This web site contains links to other sites. Please be aware that Mondaq (or its affiliate sites) are not responsible for the privacy practices of such other sites. We encourage our users to be aware when they leave our site and to read the privacy statements of these third party sites. This privacy statement applies solely to information collected by this Web site.

Surveys & Contests

From time-to-time our site requests information from users via surveys or contests. Participation in these surveys or contests is completely voluntary and the user therefore has a choice whether or not to disclose any information requested. Information requested may include contact information (such as name and delivery address), and demographic information (such as postcode, age level). Contact information will be used to notify the winners and award prizes. Survey information will be used for purposes of monitoring or improving the functionality of the site.

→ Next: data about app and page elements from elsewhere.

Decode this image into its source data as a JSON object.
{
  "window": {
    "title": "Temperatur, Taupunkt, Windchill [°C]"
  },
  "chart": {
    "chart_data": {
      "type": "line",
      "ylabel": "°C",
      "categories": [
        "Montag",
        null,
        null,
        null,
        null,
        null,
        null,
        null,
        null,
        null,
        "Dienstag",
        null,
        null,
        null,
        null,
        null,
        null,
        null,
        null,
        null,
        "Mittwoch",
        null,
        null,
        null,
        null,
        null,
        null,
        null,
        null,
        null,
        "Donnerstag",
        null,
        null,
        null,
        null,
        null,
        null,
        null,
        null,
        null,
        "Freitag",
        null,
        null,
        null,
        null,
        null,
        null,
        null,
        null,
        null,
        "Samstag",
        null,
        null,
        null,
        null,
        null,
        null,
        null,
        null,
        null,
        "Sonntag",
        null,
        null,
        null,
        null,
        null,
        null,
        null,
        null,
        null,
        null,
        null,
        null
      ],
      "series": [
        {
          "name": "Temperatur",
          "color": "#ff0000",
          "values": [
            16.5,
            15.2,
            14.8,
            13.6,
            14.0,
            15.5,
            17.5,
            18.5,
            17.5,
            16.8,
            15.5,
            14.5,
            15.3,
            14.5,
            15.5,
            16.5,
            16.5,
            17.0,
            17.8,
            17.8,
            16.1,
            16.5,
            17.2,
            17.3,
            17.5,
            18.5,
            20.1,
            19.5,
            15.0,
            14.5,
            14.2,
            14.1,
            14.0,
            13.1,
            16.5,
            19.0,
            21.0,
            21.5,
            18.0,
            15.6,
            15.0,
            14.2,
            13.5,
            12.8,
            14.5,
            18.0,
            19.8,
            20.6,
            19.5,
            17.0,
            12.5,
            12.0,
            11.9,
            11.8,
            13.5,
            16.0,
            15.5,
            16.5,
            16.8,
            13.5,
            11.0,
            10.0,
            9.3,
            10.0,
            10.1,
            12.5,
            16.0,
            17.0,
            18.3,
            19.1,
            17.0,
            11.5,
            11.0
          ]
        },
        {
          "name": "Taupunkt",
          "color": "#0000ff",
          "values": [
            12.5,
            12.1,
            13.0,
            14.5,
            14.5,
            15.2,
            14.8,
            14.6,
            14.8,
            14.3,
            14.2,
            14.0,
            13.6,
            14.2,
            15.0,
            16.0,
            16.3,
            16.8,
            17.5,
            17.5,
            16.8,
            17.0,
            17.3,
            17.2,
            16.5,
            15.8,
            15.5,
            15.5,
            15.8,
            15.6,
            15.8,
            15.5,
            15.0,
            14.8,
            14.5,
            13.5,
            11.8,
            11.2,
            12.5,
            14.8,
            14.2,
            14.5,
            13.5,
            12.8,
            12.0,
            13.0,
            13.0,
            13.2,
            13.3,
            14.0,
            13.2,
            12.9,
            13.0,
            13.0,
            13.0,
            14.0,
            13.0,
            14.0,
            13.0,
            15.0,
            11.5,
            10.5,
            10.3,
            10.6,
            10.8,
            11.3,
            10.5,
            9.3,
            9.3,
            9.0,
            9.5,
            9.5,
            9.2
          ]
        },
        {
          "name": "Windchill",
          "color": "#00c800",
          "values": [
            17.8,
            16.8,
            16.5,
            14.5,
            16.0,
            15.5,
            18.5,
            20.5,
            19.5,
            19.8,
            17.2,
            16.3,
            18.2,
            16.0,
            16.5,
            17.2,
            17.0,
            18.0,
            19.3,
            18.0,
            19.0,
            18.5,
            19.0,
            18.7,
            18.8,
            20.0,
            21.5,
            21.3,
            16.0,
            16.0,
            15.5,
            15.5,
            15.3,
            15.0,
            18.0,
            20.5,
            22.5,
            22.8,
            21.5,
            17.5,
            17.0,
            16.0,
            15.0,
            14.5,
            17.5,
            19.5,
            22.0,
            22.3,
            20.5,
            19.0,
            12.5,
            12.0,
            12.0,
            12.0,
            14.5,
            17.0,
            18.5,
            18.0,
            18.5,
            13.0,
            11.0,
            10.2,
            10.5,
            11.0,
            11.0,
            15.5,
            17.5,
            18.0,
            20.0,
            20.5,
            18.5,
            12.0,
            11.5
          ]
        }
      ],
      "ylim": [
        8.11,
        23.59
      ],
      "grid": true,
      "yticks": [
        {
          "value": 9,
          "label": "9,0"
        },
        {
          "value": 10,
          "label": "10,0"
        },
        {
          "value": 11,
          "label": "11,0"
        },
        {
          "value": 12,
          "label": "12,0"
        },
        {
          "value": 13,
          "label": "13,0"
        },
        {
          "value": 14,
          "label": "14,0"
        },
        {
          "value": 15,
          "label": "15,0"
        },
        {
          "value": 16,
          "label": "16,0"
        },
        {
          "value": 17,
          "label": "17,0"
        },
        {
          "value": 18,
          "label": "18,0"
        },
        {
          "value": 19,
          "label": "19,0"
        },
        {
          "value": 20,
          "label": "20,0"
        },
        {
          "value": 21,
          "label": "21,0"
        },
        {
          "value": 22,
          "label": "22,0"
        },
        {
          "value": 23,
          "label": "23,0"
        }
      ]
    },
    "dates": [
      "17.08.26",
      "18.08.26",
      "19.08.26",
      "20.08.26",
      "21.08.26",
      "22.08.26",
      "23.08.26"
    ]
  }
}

If a user elects to use our referral service for informing a friend about our site, we ask them for the friend’s name and email address. Mondaq stores this information and may contact the friend to invite them to register with Mondaq, but they will not be contacted more than once. The friend may contact Mondaq to request the removal of this information from our database.


This website takes every reasonable precaution to protect our users’ information. When users submit sensitive information via the website, your information is protected using firewalls and other security technology. If you have any questions about the security at our website, you can send an email to

Correcting/Updating Personal Information

If a user’s personally identifiable information changes (such as postcode), or if a user no longer desires our service, we will endeavour to provide a way to correct, update or remove that user’s personal data provided to us. This can usually be done at the “Your Profile” page or by sending an email to

Notification of Changes

If we decide to change our Terms & Conditions or Privacy Policy, we will post those changes on our site so our users are always aware of what information we collect, how we use it, and under what circumstances, if any, we disclose it. If at any point we decide to use personally identifiable information in a manner different from that stated at the time it was collected, we will notify users by way of an email. Users will have a choice as to whether or not we use their information in this different manner. We will use information in accordance with the privacy policy under which the information was collected.

How to contact Mondaq

You can contact us with comments or queries at

If for some reason you believe Mondaq Ltd. has not adhered to these principles, please notify us by e-mail at and we will use commercially reasonable efforts to determine and correct the problem promptly.